When it comes to your perfume you need to change your expectations too. Synthetic scents lasts a really long time on the skin for a reason - they contains a long list of synthetic ingredients, including phthalates, which chemically bind to the skin and make your fragrance last.
Natural perfumes rely on clever construction and natural fixatives to make them go the distance, but you will never get 12 hours from a natural perfume. The trade-off is no risk of side-effects such as endocrine disruption, and the beautiful experience of being close to the true scent of nature.
4. Organic beauty products are amazing!
We are so lucky to live in an era where natural skincare, perfume and makeup is just as good as the chemical stuff. From beautiful packaging to super effective performers, you don't even need to use toxic beauty products any more. If you're just starting to make the switch and need some advice, try Depths of Beauty, Low Tox Life or Organic Bunny for up-to-the-minute, on-trend advice and tips.
There are dozens of phenomenal brands out there!
5. Get rid of the plastic.
This is a hot topic at the moment, not only because plastic (think BPA, PVC, phthalates) is a serious endocrine disruptor and is linked to several cancers, depression, diabetes, immune suppression, obesity and birth defect to name a few, but also because of the huge environmental impact plastic is having.
Practical tips for minimising plastic in your life:
- Use glass for storage in your kitchen instead of plastic. Plastic leaches into the food stored in it, and over time more toxins are released as the plastic ages. Heating it leaches even more.
- Swap cling wrap for beeswax wraps to save environmental burden of single use plastics.
- Swap your family's plastic drink bottles for stainless steel or glass. Same for baby bottles - babies and toddlers are even more prone to the harmful effects of plastic chemicals.
- Filtering your water to reduce your exposure to hundreds of chemicals
- Buying second-hand furniture instead of new - minimises off-gassing of VOCs.
- Get rid of air fresheners and synthetic scented candles and switch to essential oils, aromatherapy vapourisers, natural room sprays and natural candles.
- replace non-stick teflon coated pans with glass or ceramic cookware, or PFOA-free frypans.
The good life is still very do-able with low-tox products. Making the switch is not that difficult once you make a start.
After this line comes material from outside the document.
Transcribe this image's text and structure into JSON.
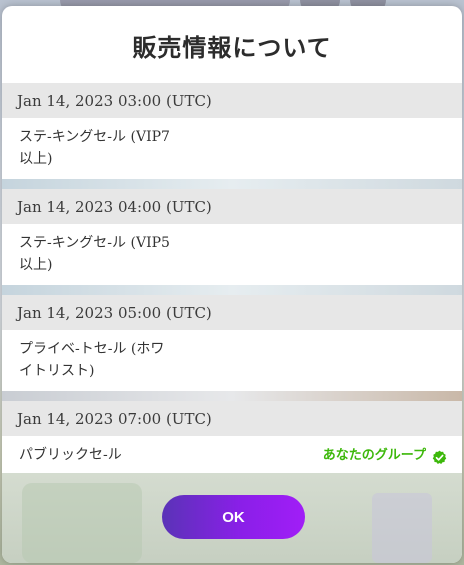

And if you want to live well and long, and leave an earth for your children that is still viable and productive, making the choice to use natural alternatives is critical.